Task objective —
The output should be every line below that includes the word "time".

▬▬▬▬▬▬▬▬▬▬

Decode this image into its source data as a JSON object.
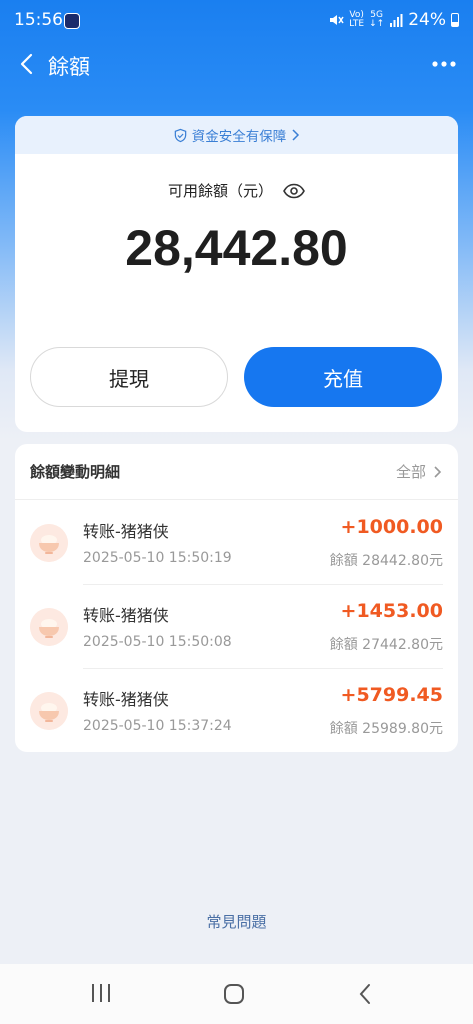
{
  "status_bar": {
    "time": "15:56",
    "volte_top": "Vo)",
    "volte_bottom": "LTE",
    "network_top": "5G",
    "network_bottom": "↓↑",
    "battery": "24%"
  },
  "header": {
    "title": "餘額"
  },
  "balance_card": {
    "security_text": "資金安全有保障",
    "label": "可用餘額（元）",
    "amount": "28,442.80",
    "withdraw_label": "提現",
    "recharge_label": "充值"
  },
  "details": {
    "title": "餘額變動明細",
    "view_all_label": "全部",
    "transactions": [
      {
        "name": "转账-猪猪侠",
        "time": "2025-05-10 15:50:19",
        "amount": "+1000.00",
        "balance": "餘額 28442.80元"
      },
      {
        "name": "转账-猪猪侠",
        "time": "2025-05-10 15:50:08",
        "amount": "+1453.00",
        "balance": "餘額 27442.80元"
      },
      {
        "name": "转账-猪猪侠",
        "time": "2025-05-10 15:37:24",
        "amount": "+5799.45",
        "balance": "餘額 25989.80元"
      }
    ]
  },
  "faq_label": "常見問題",
  "colors": {
    "primary_blue": "#1677f0",
    "amount_orange": "#f05a22"
  },
  "icons": [
    "back-icon",
    "more-icon",
    "shield-icon",
    "eye-icon",
    "chevron-right-icon",
    "nav-recent-icon",
    "nav-home-icon",
    "nav-back-icon"
  ]
}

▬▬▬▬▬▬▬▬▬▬

Task output —
    "time": "15:56",
        "time": "2025-05-10 15:50:19",
        "time": "2025-05-10 15:50:08",
        "time": "2025-05-10 15:37:24",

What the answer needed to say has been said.